Holmes and Gastaldo (2004) presented a metaphor for postmodern self-examination in nursing, using the notion of Rhizomatic Thought in contrast to traditional linear discourse or “Arborescence”. They explained that the rhizome is open at both ends, and does not conform to historical linear thinking. Rather, it emerges and grows in simultaneous, multiple ways and represents the ideal cultural essence of nursing since all life is a process of assemblages, connections and interactions. Rhizomatic thought is postmodern in essence, and acknowledges, accepts and promotes multiple discourses within nursing, even if they compete with one another. It embodies in a particular type of discourse that challenges the status quo and regimes of truth that are taken for granted within the health care context, promotes alternative discourses and suggests paths toward “lines of flight” (resistance). Characterized by freedom, movement, and flux that serves to deconstruct historical nursing dogma, rhizomatic thought and discourse provides a means for nurses to examine their own mode of cultural being and governmentality within the current health care system and the wider context of society at large.
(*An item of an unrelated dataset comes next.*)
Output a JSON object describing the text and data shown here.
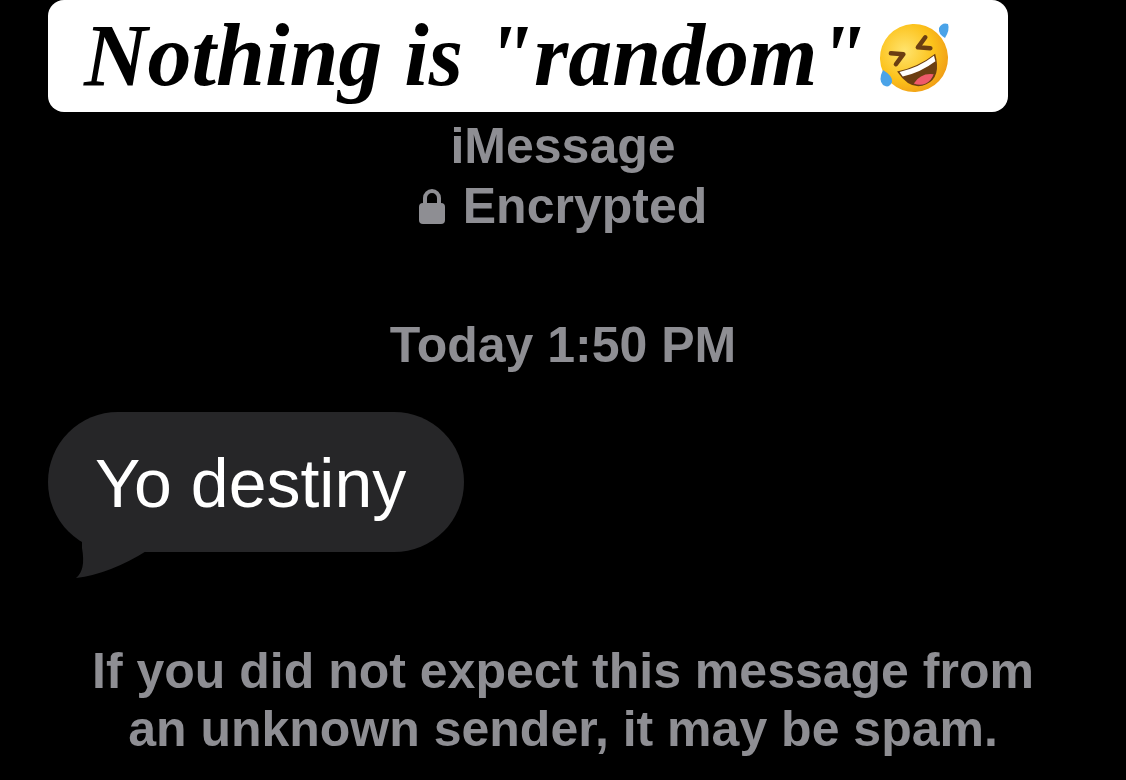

This brief introduction to disciplinary cultural definers of nursing provides some cursory background and insight to the way nursing culture can be conceptualized – this analysis is by no means exhaustive. Each of the disciplines introduced is rich with other cultural definitions and possibilities. As well, many other disciplines offer alternate explanations. To further apply conceptual understandings of nursing culture in a meaningful way, it is useful to deconstruct the focus into arbitrary subtopics. It seems most practical to begin at the beginning – by looking at how individuals become actual members of nursing culture through the institutionalized nursing education system and process.